Interface dataset entries:

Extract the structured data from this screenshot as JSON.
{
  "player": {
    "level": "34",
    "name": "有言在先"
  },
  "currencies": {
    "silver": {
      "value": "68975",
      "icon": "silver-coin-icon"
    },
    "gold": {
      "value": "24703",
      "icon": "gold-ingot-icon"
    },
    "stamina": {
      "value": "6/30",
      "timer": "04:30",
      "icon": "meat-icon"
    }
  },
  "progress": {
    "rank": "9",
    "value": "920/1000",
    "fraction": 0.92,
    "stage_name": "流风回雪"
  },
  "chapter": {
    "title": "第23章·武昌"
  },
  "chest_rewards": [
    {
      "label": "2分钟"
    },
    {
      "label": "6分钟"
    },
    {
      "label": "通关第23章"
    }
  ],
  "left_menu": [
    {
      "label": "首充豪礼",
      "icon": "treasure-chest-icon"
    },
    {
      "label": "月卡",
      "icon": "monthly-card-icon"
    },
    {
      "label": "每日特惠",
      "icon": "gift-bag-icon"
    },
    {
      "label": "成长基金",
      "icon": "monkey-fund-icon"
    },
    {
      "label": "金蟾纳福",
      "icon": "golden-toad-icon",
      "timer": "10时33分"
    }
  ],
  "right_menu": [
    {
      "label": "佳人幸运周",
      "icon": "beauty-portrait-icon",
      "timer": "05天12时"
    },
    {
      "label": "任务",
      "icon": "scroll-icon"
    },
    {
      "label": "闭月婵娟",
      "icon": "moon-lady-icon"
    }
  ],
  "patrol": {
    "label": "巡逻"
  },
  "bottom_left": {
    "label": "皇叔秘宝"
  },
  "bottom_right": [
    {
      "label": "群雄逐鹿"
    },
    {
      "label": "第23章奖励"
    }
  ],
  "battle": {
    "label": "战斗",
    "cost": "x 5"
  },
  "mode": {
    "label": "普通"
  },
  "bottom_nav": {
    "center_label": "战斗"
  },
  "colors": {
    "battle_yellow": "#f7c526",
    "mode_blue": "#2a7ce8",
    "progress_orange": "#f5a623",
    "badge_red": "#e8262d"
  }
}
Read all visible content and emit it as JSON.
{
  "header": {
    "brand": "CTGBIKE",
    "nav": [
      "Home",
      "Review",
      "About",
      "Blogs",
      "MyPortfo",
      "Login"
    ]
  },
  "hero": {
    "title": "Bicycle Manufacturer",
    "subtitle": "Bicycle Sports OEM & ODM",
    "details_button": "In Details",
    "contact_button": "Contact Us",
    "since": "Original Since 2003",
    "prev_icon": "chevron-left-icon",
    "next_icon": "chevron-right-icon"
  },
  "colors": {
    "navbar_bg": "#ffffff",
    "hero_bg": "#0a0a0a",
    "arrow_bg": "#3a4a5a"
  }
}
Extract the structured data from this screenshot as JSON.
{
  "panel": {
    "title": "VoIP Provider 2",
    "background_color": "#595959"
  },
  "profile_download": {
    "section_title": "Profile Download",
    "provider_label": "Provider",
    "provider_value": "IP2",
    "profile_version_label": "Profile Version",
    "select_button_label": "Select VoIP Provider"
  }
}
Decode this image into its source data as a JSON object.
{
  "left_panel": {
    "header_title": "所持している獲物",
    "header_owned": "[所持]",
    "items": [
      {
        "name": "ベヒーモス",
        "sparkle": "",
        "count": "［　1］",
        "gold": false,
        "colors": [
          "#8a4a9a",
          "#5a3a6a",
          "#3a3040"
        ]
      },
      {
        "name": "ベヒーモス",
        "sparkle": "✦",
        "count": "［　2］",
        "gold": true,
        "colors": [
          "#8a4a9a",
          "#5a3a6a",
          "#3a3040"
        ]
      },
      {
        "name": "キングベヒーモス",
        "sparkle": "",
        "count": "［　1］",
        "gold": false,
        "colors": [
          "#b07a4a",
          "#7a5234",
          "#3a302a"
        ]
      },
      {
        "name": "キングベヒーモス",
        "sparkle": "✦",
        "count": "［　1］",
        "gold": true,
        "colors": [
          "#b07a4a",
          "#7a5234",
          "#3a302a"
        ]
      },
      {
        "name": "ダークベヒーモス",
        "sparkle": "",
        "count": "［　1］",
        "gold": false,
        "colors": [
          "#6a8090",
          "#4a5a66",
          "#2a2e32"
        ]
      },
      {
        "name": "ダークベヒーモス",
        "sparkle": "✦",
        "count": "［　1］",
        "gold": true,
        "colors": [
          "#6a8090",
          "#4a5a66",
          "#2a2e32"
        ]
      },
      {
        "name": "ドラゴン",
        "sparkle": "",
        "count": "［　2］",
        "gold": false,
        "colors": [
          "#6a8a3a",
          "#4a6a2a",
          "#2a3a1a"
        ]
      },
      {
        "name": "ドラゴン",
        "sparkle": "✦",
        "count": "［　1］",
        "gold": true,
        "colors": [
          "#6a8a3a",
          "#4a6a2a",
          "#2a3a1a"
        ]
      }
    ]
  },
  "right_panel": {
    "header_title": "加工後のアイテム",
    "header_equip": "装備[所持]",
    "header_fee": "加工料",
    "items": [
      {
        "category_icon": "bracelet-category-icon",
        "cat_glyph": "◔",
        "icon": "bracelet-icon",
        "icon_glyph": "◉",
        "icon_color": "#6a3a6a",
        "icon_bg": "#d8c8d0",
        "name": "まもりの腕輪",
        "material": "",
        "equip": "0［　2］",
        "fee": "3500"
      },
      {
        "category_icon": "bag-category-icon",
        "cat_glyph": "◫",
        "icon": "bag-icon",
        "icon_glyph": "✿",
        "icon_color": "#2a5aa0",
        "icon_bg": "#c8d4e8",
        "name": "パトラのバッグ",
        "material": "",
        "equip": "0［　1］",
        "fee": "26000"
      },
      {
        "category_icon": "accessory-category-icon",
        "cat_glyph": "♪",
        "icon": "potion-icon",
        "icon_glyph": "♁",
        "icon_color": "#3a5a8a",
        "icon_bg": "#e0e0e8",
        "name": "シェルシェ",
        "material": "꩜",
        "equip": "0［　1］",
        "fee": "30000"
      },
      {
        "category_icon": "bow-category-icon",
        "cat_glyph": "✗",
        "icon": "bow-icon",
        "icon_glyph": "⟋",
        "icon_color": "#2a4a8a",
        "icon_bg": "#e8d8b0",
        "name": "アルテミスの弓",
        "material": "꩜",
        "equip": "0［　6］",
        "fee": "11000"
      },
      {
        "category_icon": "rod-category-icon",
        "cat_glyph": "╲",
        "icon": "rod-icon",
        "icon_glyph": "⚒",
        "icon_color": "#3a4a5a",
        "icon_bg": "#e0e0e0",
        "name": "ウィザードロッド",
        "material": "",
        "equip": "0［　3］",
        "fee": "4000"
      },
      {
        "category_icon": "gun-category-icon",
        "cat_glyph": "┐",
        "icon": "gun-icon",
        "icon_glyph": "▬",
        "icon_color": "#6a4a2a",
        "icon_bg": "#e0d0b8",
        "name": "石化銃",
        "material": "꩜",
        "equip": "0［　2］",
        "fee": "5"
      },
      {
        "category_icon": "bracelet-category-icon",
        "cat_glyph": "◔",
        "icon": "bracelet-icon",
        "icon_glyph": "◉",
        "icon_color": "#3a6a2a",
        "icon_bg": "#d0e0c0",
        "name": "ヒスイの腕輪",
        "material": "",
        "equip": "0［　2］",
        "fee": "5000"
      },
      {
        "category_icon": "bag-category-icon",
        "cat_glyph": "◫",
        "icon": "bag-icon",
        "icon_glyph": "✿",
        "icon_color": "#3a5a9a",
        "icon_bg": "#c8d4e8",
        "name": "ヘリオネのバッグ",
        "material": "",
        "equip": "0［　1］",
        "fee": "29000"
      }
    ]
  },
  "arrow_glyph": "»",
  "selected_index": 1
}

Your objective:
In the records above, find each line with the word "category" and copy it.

Written response:
        "category_icon": "bracelet-category-icon",
        "category_icon": "bag-category-icon",
        "category_icon": "accessory-category-icon",
        "category_icon": "bow-category-icon",
        "category_icon": "rod-category-icon",
        "category_icon": "gun-category-icon",
        "category_icon": "bracelet-category-icon",
        "category_icon": "bag-category-icon",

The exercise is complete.